Matthew Murphy's Post-Wombats Project Sounds a Lot Like the Wombats (And It's a Good Thing)

While UK anxiety-pop auteurs the Wombats are currently hibernating, frontman Matthew "Murph" Murphy goes it alone with a new band, a mess of deprecating new earworms, and revived energy.


The 100 Best Albums of the 2000s: 80-61

In this next segment of PopMatters' look back on the music of the 2000s, we examine works by British electronic pioneers, Americana legends, and Armenian metal provocateurs.


In the Tempest's Eye: An Interview with Surfer Blood

Surfer Blood's 2010 debut put them on the map, but their critical sizzle soon faded. After a 2017 comeback of sorts, the group's new record finds them expanding their sonic by revisiting their hometown with a surprising degree of reverence.


Artemis Is the Latest Jazz Supergroup
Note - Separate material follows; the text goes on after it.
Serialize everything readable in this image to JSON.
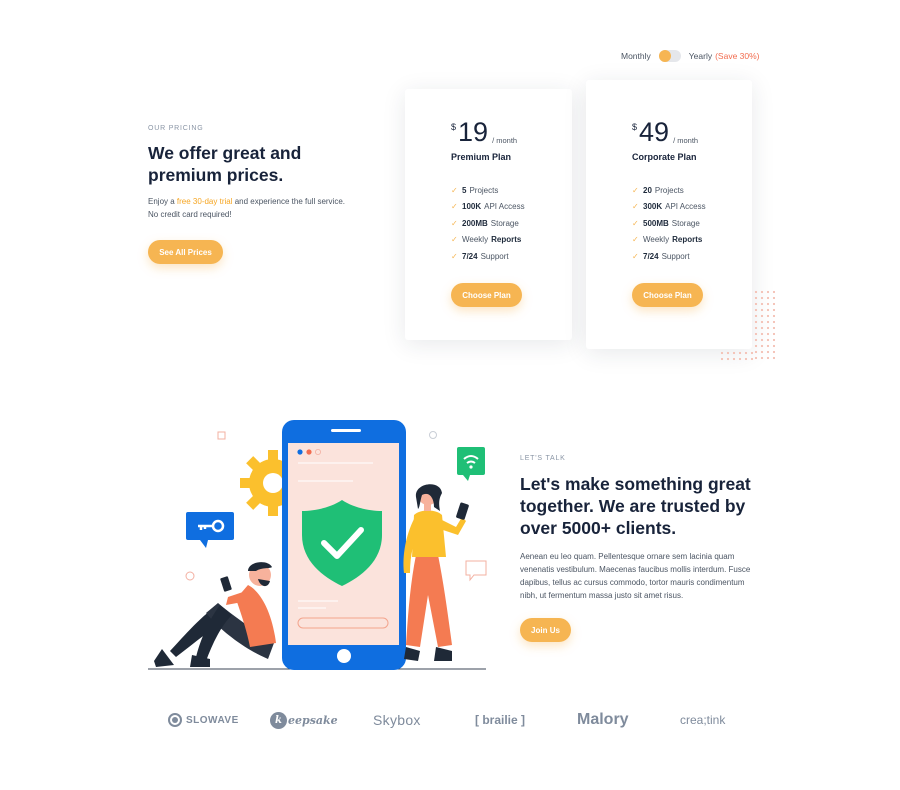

A Blue Note supergroup happens to be made up of women, exclusively. Artemis is an inconsistent outing, but it dazzles just often enough.


Horrors in the Closet: A Closet Full of Monsters

A closet full of monsters is a scary place where "straight people" can safely negotiate and articulate their fascination and/or dread of "difference" in sexuality.


'Wildflowers & All the Rest' Is Tom Petty's Masterpiece

Wildflowers is a masterpiece because Tom Petty was a good enough songwriter by that point to communicate exactly what was on his mind in the most devastating way possible.

Collapse Expand Reviews

Collapse Expand Features

PM Picks
Collapse Expand Pm Picks

© 1999-2020 PopMatters.com. All rights reserved.
PopMatters is wholly independent, women-owned and operated.